The other day, Spain's King Felipe VI took up the gauntlet that was thrown by the Catalan Generalitat. Excerpts:
“We find ourselves at a critical juncture for our existence as a democracy. In these circumstances, I wish to address all Spaniards. We have all witnessed the events that have taken place in Catalonia, with the illegal declaration of independence as the final goal of the Catalan executive [Generalitat].
“I am well aware that in Catalonia there is also great concern and anxiety about the Catalan authorities’ behavior. To those who feel that way, I assure that they are not, nor will they be, alone; they have all the support and the solidarity of the rest of the Spanish people, as well as the absolute guarantee given by the rule of law in the defense of their freedom and their rights.

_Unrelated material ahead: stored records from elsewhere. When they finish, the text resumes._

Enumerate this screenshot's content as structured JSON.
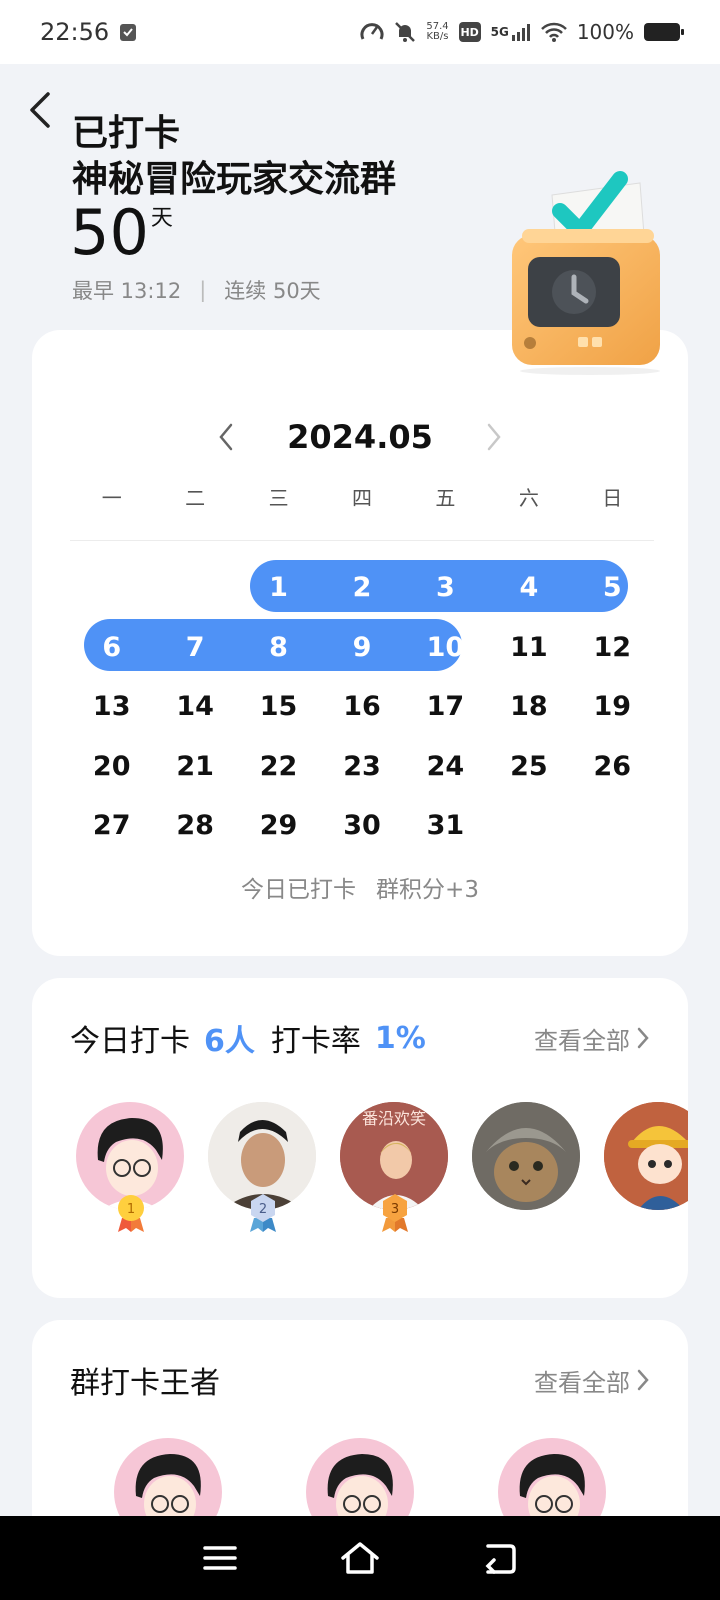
{
  "status_bar": {
    "time": "22:56",
    "net_speed_value": "57.4",
    "net_speed_unit": "KB/s",
    "hd_label": "HD",
    "network": "5G",
    "battery": "100%"
  },
  "header": {
    "status": "已打卡",
    "group_name": "神秘冒险玩家交流群",
    "days_count": "50",
    "days_unit": "天",
    "earliest": "最早 13:12",
    "separator": "|",
    "streak": "连续 50天"
  },
  "calendar": {
    "month": "2024.05",
    "weekdays": [
      "一",
      "二",
      "三",
      "四",
      "五",
      "六",
      "日"
    ],
    "checked_days": [
      1,
      2,
      3,
      4,
      5,
      6,
      7,
      8,
      9,
      10
    ],
    "rows": [
      [
        "",
        "",
        "1",
        "2",
        "3",
        "4",
        "5"
      ],
      [
        "6",
        "7",
        "8",
        "9",
        "10",
        "11",
        "12"
      ],
      [
        "13",
        "14",
        "15",
        "16",
        "17",
        "18",
        "19"
      ],
      [
        "20",
        "21",
        "22",
        "23",
        "24",
        "25",
        "26"
      ],
      [
        "27",
        "28",
        "29",
        "30",
        "31",
        "",
        ""
      ]
    ],
    "footer_status": "今日已打卡",
    "footer_points": "群积分+3",
    "accent_color": "#4f92f6"
  },
  "today": {
    "title": "今日打卡",
    "people": "6人",
    "rate_label": "打卡率",
    "rate_value": "1%",
    "view_all": "查看全部",
    "avatar_text": "番沿欢笑",
    "ranks": [
      "1",
      "2",
      "3"
    ]
  },
  "king": {
    "title": "群打卡王者",
    "view_all": "查看全部"
  }
}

“These are troubled times, but we will overcome them. These are very complicated times, but we will get through them. Because we believe in our country and we are proud of what we are. Because our democratic principles are solid and strong. And they are like this because they are based on the wishes of millions and millions of Spaniards who want a peaceful and free coexistence. That is how we have gradually built Spain in these last decades. And that is how we must go forward, with serenity and determination. On this road, in that improved Spain that we all desire, Catalonia will be there too.”
As Rod Dreher would say, read the whole thing ("In English translation, even!," as the Hanna-Barbera cartoon character Snagglepuss would say). In all seriousness, read it. It’s by far the best speech I have heard a politician (if a constitutional monarch can be regarded as a politician) give in my lifetime.

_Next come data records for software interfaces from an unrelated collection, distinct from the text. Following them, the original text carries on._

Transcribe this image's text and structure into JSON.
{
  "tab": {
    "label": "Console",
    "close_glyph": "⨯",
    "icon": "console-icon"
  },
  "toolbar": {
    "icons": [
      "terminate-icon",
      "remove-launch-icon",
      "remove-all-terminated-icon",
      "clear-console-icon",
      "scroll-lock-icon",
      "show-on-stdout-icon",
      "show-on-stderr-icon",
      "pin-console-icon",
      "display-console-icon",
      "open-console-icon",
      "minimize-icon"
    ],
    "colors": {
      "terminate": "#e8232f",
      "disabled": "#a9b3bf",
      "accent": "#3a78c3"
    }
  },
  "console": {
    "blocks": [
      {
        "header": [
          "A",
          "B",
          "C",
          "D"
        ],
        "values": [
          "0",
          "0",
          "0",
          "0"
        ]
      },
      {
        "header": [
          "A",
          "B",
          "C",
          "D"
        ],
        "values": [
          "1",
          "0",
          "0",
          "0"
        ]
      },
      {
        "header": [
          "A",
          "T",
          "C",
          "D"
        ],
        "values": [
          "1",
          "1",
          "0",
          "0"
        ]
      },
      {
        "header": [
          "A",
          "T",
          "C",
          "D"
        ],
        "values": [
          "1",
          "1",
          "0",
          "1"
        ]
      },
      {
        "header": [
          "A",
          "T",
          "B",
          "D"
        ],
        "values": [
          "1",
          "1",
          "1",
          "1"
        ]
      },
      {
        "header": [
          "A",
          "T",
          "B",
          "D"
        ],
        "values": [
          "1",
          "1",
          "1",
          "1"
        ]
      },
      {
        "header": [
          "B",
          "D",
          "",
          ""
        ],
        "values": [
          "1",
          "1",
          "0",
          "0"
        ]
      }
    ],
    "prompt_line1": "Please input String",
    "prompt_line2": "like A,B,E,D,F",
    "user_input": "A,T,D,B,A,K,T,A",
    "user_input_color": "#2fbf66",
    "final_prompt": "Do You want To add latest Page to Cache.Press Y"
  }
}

Former Spanish foreign minister Ana Palacio does something you rarely see a mainstream politician do. She states the painfully obvious. I mean that as a sincere compliment. Normally, politicians speak in vague euphemisms. In a recent Wall Street Journal op-ed, Palacio departed from that practice to call the Catalan government’s attempt at secession what it is: an illegal coup d’état. She went on to state that Spain has got to centralize its educational system, for the sake of its national unity. The key excerpt:
“Four decades ago, Spain peacefully moved from dictatorship to democracy. In that moment there was an undeniable unity. Everyone felt a loyalty to the project of Spain even if they had different visions of what it should look like. That feeling has been lost.
“Perhaps we have been so blinded by the success of the Transición that it has been difficult to appreciate that Spain has reached a critical juncture. The crisis in Catalonia has made plain the problems of Spain’s decentralization. You cannot have a shared sense of belonging without shared experience. This puts front and center the challenge of education that Spain faces. Having many different math books or many ways of teaching history, as we do today, does not create that commonality.”
The Wall Street Journal hides its articles behind a paywall, but you should be able to read the whole thing by clicking on the link inside this tweet from Spanish journalist Hermann Tertsch.
Finally, some words of wisdom from George Washington, the father of the United States, from when he put down the Whiskey Rebellion in the 1790s. I can’t think of a quote that is more applicable to the current tragic situation in Spain:
"If the laws are to be trampled upon with impunity, and a minority (a small one too) is to dictate to the majority, there is an end put, at one stroke, to republican [i.e., democratic] government."